EXERCISE PROMPT: Repeat every record exactly as written, but leave out the pictures.

_ _ _

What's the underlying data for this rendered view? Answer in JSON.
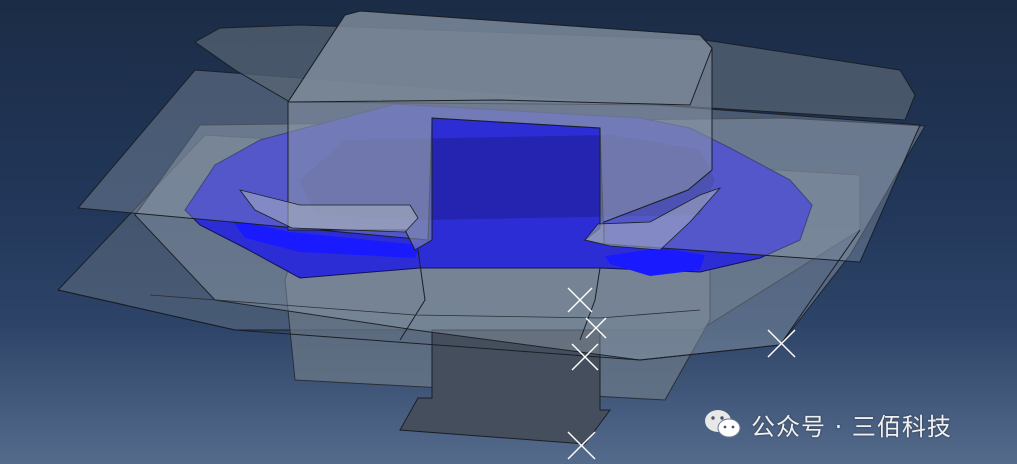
{
  "viewport": {
    "background_top": "#1b2c46",
    "background_bottom": "#556b8c"
  },
  "model": {
    "part_color": "#2d2dd6",
    "contact_highlight_color": "#1a1aff",
    "shell_color": "#8a9bb2",
    "node_marker_color": "#ffffff"
  },
  "watermark": {
    "icon": "wechat-icon",
    "text": "公众号 · 三佰科技"
  }
}
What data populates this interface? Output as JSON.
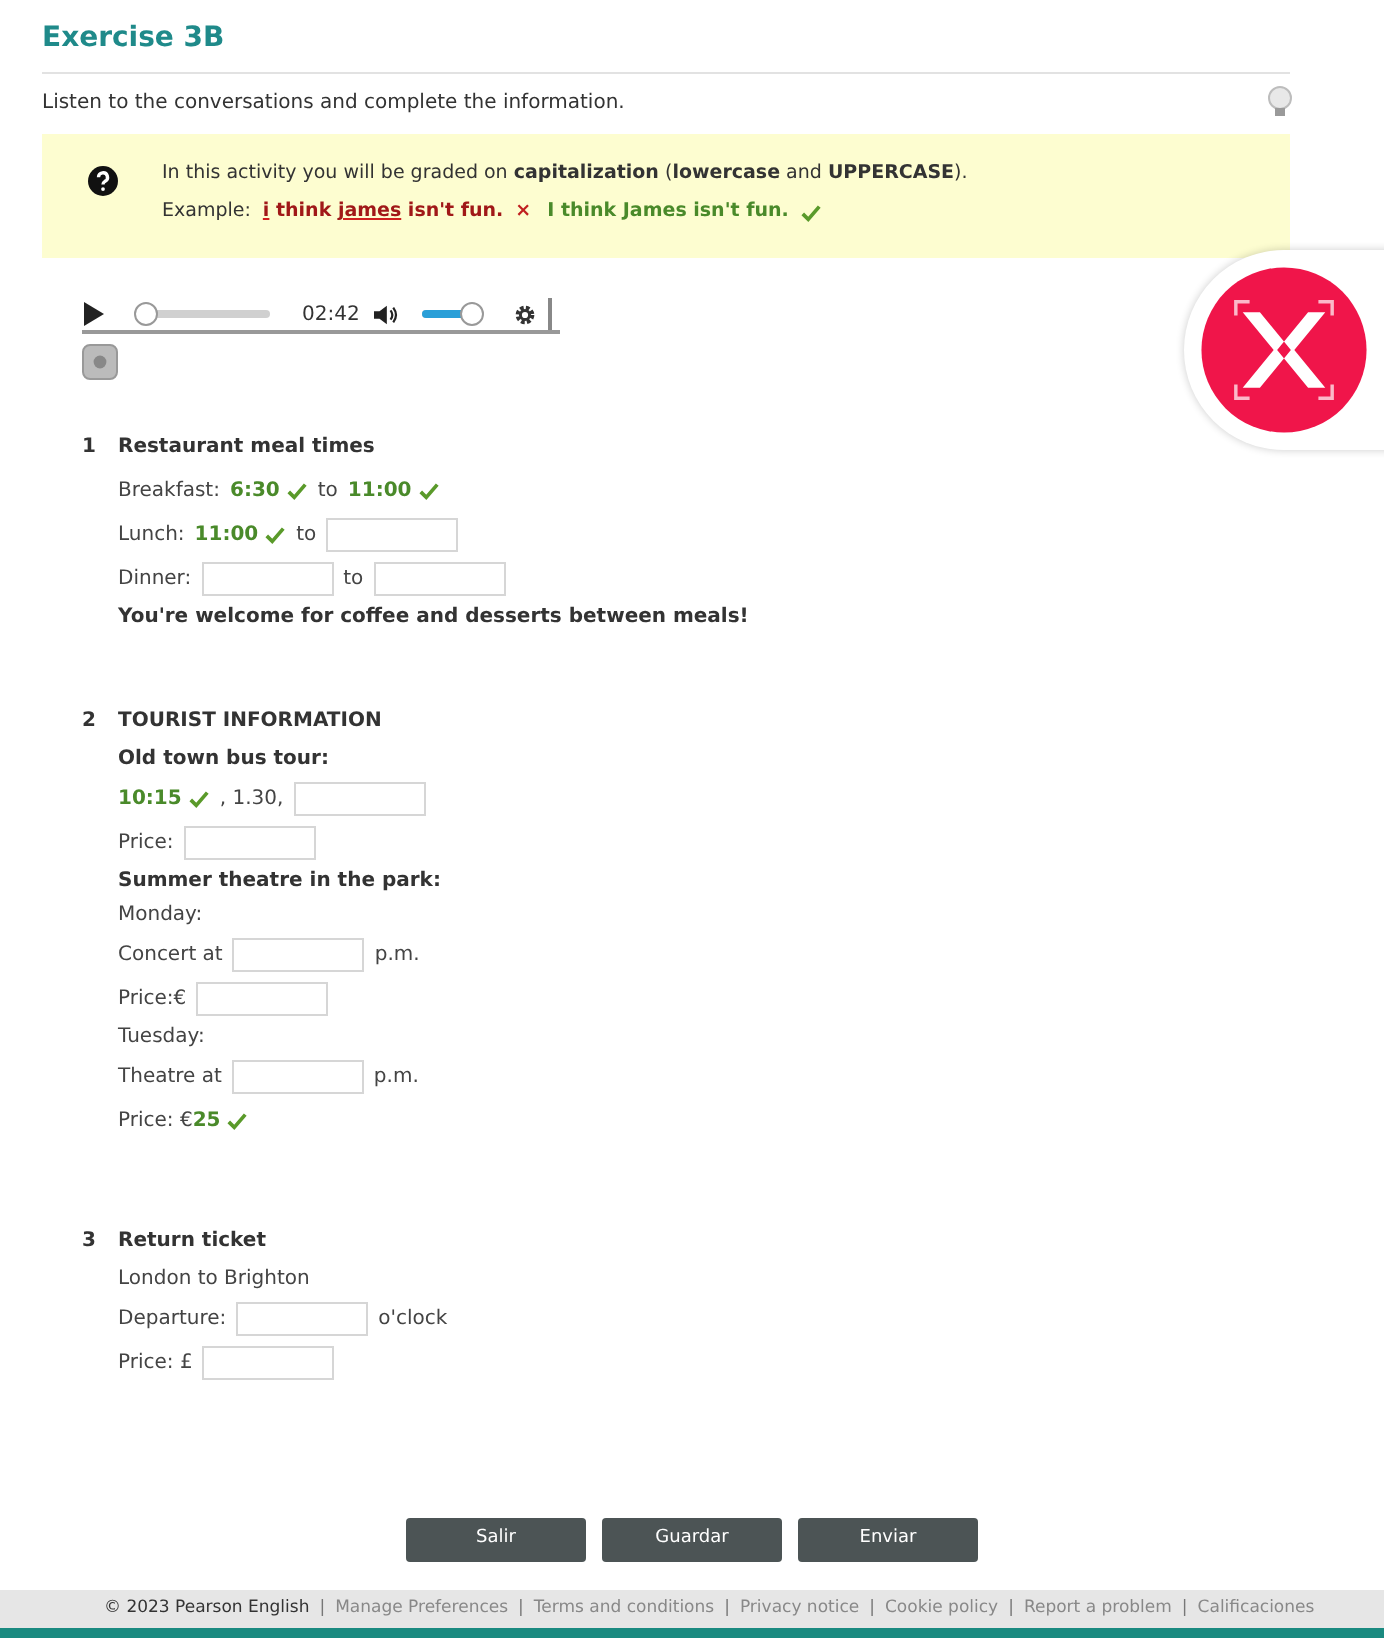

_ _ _

TASK SOLUTION:
What's the underlying data for this rendered view? Answer in JSON.
{
  "viewport": {
    "background_top": "#1b2c46",
    "background_bottom": "#556b8c"
  },
  "model": {
    "part_color": "#2d2dd6",
    "contact_highlight_color": "#1a1aff",
    "shell_color": "#8a9bb2",
    "node_marker_color": "#ffffff"
  },
  "watermark": {
    "icon": "wechat-icon",
    "text": "公众号 · 三佰科技"
  }
}
What data populates this interface? Output as JSON.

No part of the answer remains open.